The solutions aren't much of a solution because right now, they're all hurt. Dilson Herrera, who I believe is the future of the team at 2nd Base is hurt, Travis d'Arnaud, who was off to a great start is still a week off, and who even knows when we're going to see David Wright again what with this whole spinal stenosis business. Thing is, none of these three guys by themselves will make that much of a difference, I don't believe. Nobody is going to come back and immediately start carrying the Mets offense to more victories. David Wright, as much as we'd like to think he's The Guy, just isn't that kind of player. His best seasons, which now seem further and further away than we care to remember, came when he was surrounded in the lineup by Jose Reyes, Carlos Beltran and Carlos Delgado, and anyone can look good when they're surrounded by that kind of talent. And if Wright's going to be out indefinitely, prognosis undcertain, well, then the Mets need to make some kind of move, don't they?
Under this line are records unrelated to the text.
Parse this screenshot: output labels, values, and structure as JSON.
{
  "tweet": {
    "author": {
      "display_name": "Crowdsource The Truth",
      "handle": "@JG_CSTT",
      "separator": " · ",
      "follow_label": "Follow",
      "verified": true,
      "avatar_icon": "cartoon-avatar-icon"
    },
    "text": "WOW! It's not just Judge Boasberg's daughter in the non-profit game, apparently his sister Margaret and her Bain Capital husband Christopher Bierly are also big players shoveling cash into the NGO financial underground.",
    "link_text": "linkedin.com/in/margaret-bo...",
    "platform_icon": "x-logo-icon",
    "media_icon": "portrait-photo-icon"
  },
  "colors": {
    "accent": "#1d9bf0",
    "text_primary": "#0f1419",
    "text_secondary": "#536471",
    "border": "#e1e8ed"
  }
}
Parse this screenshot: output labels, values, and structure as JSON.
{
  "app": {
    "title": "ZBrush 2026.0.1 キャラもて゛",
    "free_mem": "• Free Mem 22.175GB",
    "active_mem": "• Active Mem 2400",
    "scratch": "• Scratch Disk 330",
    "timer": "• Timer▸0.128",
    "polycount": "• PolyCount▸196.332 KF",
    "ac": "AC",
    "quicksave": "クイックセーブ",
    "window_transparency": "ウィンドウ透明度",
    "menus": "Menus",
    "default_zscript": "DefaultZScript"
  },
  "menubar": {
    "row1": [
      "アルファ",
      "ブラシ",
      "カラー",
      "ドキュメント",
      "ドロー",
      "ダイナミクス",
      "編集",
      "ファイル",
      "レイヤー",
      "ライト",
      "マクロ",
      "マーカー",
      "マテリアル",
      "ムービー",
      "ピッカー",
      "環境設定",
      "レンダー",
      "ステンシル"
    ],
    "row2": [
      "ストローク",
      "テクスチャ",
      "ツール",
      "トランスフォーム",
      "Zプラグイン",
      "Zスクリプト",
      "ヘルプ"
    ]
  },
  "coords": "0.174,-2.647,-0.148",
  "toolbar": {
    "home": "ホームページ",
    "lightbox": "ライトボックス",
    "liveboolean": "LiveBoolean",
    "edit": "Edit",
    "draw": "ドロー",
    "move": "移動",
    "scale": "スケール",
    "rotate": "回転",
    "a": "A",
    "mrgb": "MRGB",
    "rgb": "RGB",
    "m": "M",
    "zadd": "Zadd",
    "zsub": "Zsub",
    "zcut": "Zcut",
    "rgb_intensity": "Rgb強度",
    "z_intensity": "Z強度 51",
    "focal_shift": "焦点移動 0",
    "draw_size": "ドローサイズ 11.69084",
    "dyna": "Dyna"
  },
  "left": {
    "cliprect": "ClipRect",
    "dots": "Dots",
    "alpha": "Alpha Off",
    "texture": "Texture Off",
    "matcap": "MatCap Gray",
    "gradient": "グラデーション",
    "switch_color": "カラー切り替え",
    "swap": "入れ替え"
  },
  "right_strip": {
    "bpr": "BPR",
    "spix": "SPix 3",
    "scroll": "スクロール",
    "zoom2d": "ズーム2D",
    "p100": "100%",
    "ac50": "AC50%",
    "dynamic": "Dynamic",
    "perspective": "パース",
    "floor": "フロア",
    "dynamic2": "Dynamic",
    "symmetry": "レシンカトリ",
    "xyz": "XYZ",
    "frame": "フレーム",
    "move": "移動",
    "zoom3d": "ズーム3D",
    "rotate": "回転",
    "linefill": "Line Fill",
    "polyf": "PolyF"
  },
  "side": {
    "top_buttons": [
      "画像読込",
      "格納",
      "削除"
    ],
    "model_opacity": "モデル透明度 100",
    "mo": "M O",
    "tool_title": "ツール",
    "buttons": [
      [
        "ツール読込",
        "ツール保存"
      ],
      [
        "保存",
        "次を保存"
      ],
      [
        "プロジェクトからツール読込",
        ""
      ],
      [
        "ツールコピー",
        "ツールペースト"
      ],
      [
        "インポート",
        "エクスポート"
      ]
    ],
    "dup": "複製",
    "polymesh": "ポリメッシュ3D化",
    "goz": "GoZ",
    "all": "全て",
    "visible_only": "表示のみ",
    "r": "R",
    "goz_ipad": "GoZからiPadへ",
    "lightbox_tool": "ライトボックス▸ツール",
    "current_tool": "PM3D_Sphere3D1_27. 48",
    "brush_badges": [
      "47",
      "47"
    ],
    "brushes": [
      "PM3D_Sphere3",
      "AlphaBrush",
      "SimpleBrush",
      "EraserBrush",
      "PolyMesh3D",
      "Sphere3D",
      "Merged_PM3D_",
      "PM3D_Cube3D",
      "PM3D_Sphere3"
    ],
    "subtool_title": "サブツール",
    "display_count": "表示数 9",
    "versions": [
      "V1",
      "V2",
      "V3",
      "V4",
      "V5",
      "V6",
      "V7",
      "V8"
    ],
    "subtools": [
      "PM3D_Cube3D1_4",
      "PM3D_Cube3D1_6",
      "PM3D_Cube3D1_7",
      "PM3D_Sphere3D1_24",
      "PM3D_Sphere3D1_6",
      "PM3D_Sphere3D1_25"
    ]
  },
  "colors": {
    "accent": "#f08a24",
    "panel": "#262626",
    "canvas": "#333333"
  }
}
I don't know who the hell is available right now, but if Sandy Alderson is conscious, he might want to think about trading Daniel Murphy, and for that matter he can trade Jon Niese and Dillon Gee, too. Murphy seems to have a nice career ahead of him as a Designated Hitter somewhere, so he ought to be useful to some well-meaning AL GM. If people aren't too convinced that Jon Niese is just White Oliver Perez, he might have some value too. I mean, management usually will trip over themselves for Left handed pitchers. Dillon Gee hasn't done anything wrong per se other than not be Harvey, deGrom, Syndergaard or any other exciting young pitcher the Mets have. You'd think this kind of a market exists, because what the Mets are putting on the field right now isn't sustainable for success. Nobody's buying the charade.